Speaker: Do you know that your mommy is sober?
Speaker: What does that mean to you?
Lily: I love you mom.
Shay: Why would you say that?
Lily: I love my mom.
Shay: Being a sober mom is actually pretty fantastic. It makes it a little more difficult to get to meetings, but I’ve been able to find a couple of meetings that we really enjoy that have child care, so when I’m in the meeting, then Lily gets to go play with her friends and she can check in with me if she needs to, so that’s kind of what we do as far as that goes. I have a lot of mommy and sobriety friends and stuff like that. There’s even where I live, there’s even a speaker meeting that kids can on their time can go to, so she likes to play with the kids during the meeting.
I think my bottom was putting my child in danger and I had one night where my body, like I had a seizure basically and I was by myself and I was very scared and I was wondering if my child was going to have a mom. My life today is that I have a lot of friends. I have a wonderful boyfriend.

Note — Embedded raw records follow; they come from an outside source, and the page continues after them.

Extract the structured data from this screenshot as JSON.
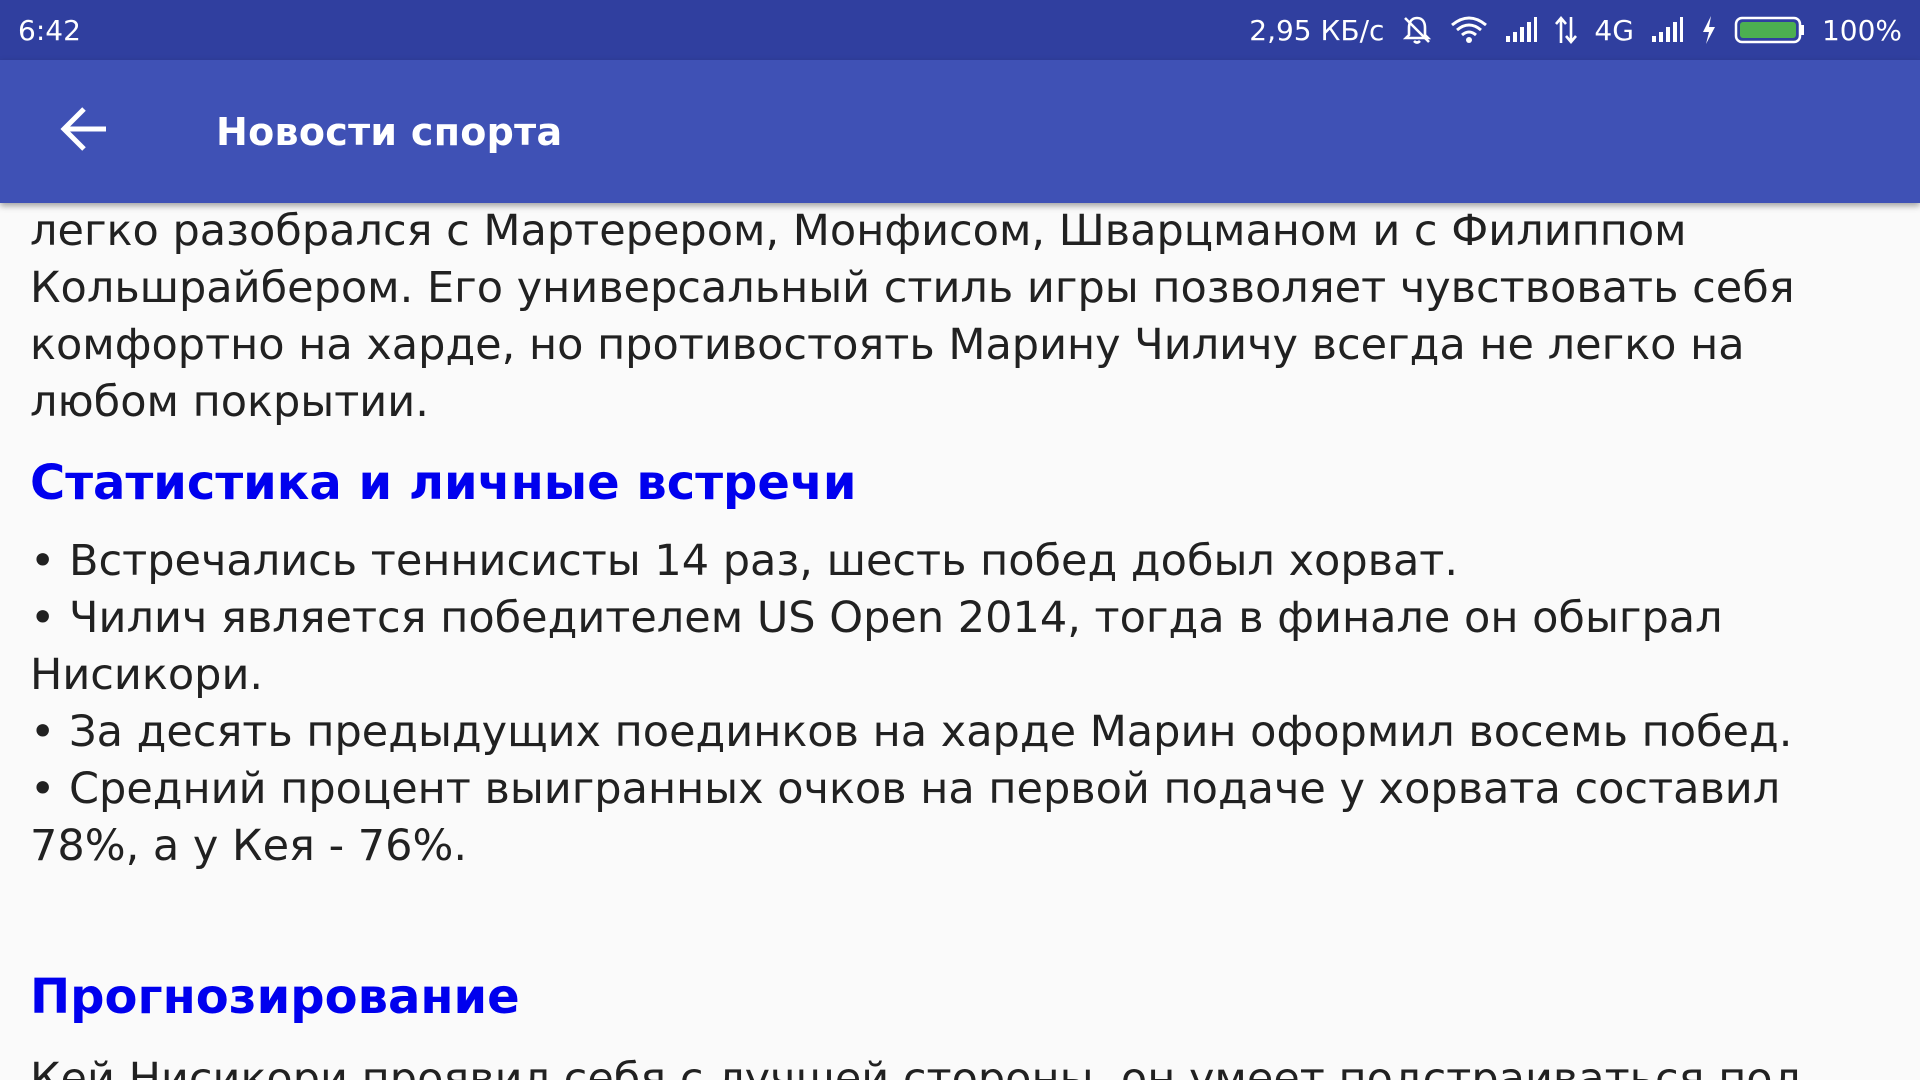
{
  "status_bar": {
    "time": "6:42",
    "network_speed": "2,95 КБ/с",
    "network_type": "4G",
    "battery": "100%",
    "icons": [
      "bell-off-icon",
      "wifi-icon",
      "signal-icon",
      "data-arrows-icon",
      "signal-icon",
      "charging-icon",
      "battery-icon"
    ]
  },
  "app_bar": {
    "title": "Новости спорта",
    "back_icon": "arrow-left-icon"
  },
  "colors": {
    "status_bar": "#303f9f",
    "app_bar": "#3f51b5",
    "heading": "#0000ee",
    "text": "#212121",
    "background": "#fafafa"
  },
  "article": {
    "intro_paragraph": "легко разобрался с Мартерером, Монфисом, Шварцманом и с Филиппом Кольшрайбером. Его универсальный стиль игры позволяет чувствовать себя комфортно на харде, но противостоять Марину Чиличу всегда не легко на любом покрытии.",
    "stats_heading": "Статистика и личные встречи",
    "bullets": [
      " • Встречались теннисисты 14 раз, шесть побед добыл хорват.",
      " • Чилич является победителем US Open 2014, тогда в финале он обыграл Нисикори.",
      " • За десять предыдущих поединков на харде Марин оформил восемь побед.",
      " • Средний процент выигранных очков на первой подаче у хорвата составил 78%, а у Кея - 76%."
    ],
    "forecast_heading": "Прогнозирование",
    "forecast_paragraph": " Кей Нисикори проявил себя с лучшей стороны, он умеет подстраиваться под"
  }
}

Lily has tons of friends. She goes to school. She’s happy. She feels complete. We have great family relations and I have a wonderful relationship with my higher power and we have a lot of fun today. I think that’s a big part of it too is that that year that I was struggling the most, I felt so dark and I hadn’t had a horrible life. I actually was a pretty happy person for most of my life and did a lot of fun things.
That year, that one year especially was so dark and just sort of dismal and I felt very alone and there’s nothing, I never feel alone now. Every once in a while I want to feel alone because there’s so much action, there’s so much going on and we have so much fun. My daughter has an amazing life. We’re living too of a great lives on this planet right now. We’re very extremely blessed and lucky to be living in this much love that’s why we’re loving it.
If I had to tell something to anybody struggling with an addiction, to alcohol or anything that’s in the way would be to do something crazy. Do something crazy like change your whole life and go to treatment. Do something that’s big. Do something that’s bigger than you are because that’s what it felt like for me. It felt like, okay, I’m going to give up every little bit of security and my job, my relationship which wasn’t so great anyway and all of these things. To go ahead and be sober and to live a different life and I’m so glad I did that. It’s made me open to challenges in my own life now because what can you lose when you’re going to get sober. If you’re going to get sober, it’s worth giving up anything that seems like you can’t give it up because you can. I’m a living proof of that. You can walk through anything and just go for it. What do you have to lose?